2. I initially brought far too many shirts and tops with me. But, 6 months in, some started to wear out. I was glad I had more as back up. The most useful tops I have are black vest tops that go with everything. I chuck a shirt over the top for cultural politeness or to go out in the sun. I also wear them to bed, so I’ve got a few. The white tops I brought are a nuisance to get laundered. Either bring a lot of whites, to make up a full wash, or none.
3. I have one pair of swimming shorts, I’ve worn them occasionally, I haven’t missed not having other shorts.
4. Realistically, I’ve only needed one pair of socks in hot countries, I only wear them on travelling days with my hiking shoes, the rest of the time I’m in flip flops. In cooler climates I buy more socks. 3 pairs is enough. I’ve been carrying a pair of summer weight hiking socks the whole time, I used these for trekking Everest region, along with very normal thin socks. My trekking socks are over 15 years old and still going strong.

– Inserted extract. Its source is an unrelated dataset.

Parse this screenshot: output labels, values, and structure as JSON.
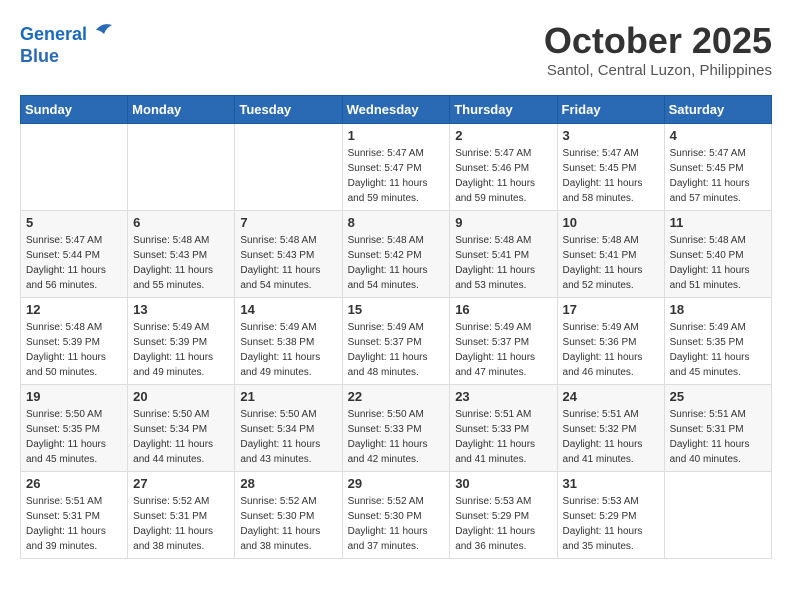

5. I have worn flip-flops every day and for every occasion in Asia. I wear hiking shoes or boots on travel days because they are bulky to pack. In cooler European cities, and while hiking Everest, the trekking shoes did me just fine. We haven’t been anywhere that has required covered shoes for entrance ( The Grand Palace, Bangkok allegedly requires covered shoes but we had no problems in Berkenstocks) and flip-flops mostly suit me fine for hot weather walking. I replace them very cheaply wherever we are in the world. The hiking shoes normally last around a year of constant use. I was forced to buy heels for one cruise line, I bought cheap and left them on the ship. On our Norwegian cruises we didn’t need to dress up.
6. I haven’t regretted not packing skirts or dresses. If I wanted anything like that there is lovely stuff to buy everywhere. I picked a dress up in Sri Lanka, I’ve worn it once, for cocktails with the captain on our 2nd cruise. I bought a LBT for our third cruise, along with heels, I never wore the dress and wore the heels twice.

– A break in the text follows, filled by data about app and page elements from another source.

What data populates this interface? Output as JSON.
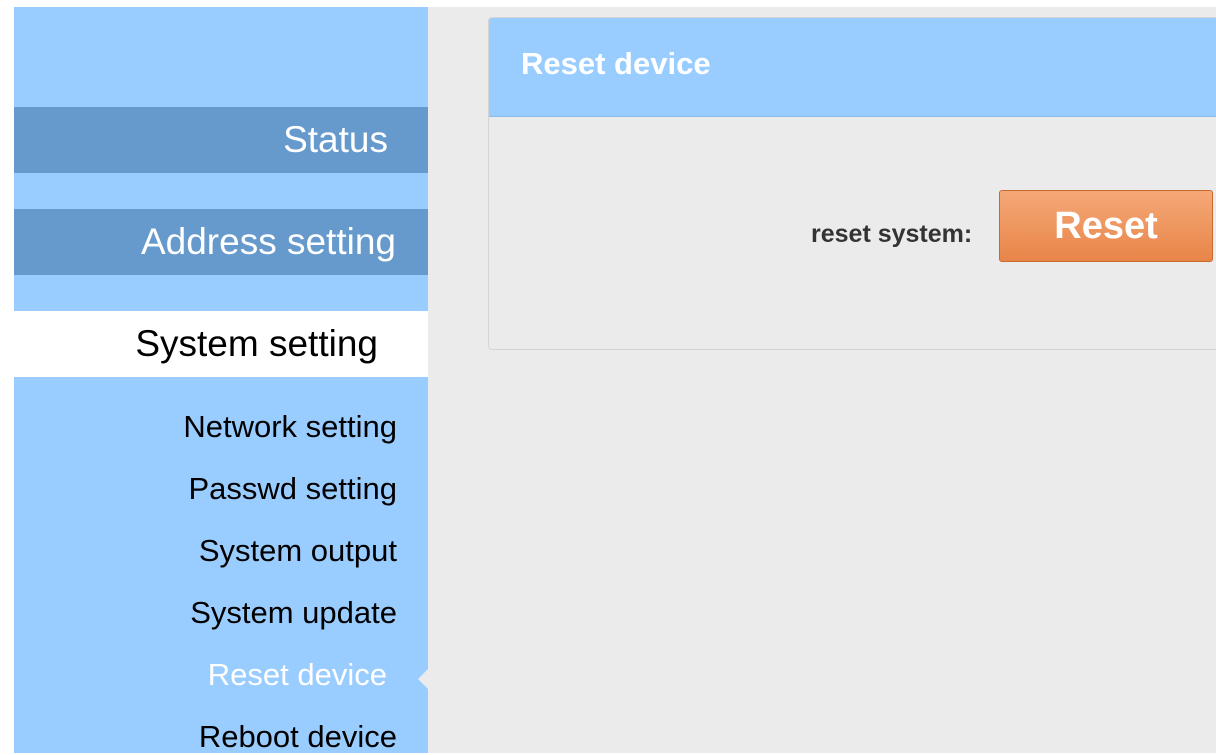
{
  "sidebar": {
    "main_items": [
      {
        "label": "Status"
      },
      {
        "label": "Address setting"
      },
      {
        "label": "System setting"
      }
    ],
    "sub_items": [
      {
        "label": "Network setting"
      },
      {
        "label": "Passwd setting"
      },
      {
        "label": "System output"
      },
      {
        "label": "System update"
      },
      {
        "label": "Reset device"
      },
      {
        "label": "Reboot device"
      }
    ],
    "active_main": "System setting",
    "active_sub": "Reset device"
  },
  "panel": {
    "title": "Reset device",
    "reset_label": "reset system:",
    "reset_button": "Reset"
  },
  "colors": {
    "sidebar_bg": "#99ccff",
    "nav_item_bg": "#6699cc",
    "active_bg": "#ffffff",
    "content_bg": "#ebebeb",
    "button_bg": "#ee9459"
  }
}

7. I keep losing underwear, so I’m glad I brought so much. It’s great to have backup. I lost a bra and replaced it cheaply in Tesco Malaysia ( you can also find Tesco in Thailand). Department stores were expensive, Tesco had a great range in most sizes. When I’m in London I pick up more M&S underwear if I’m running low. I like nice underwear, nothing “practical” or “travel”. I find the M&S knickers and bras last well over 5 years so long as you don’t put it through hot washes or driers. Mostly I hand wash.
8. A long sleeved sweatshirt type top is all I’ve needed for warmth in South East Asia. You may need something for air conditioned buses, even in tropical countries. For Nepal I bought a thick fleece in Kathmandu.
9. Hats and scarves are my absolute best friends for sunshine or cold.
That’s it for now, packing for the children will have to go in another post, this one is too long already. Thanks for asking, to the people who emailed me directly or commented on the blog, I hope I’ve answered your questions. If you need to know anything else, just ask.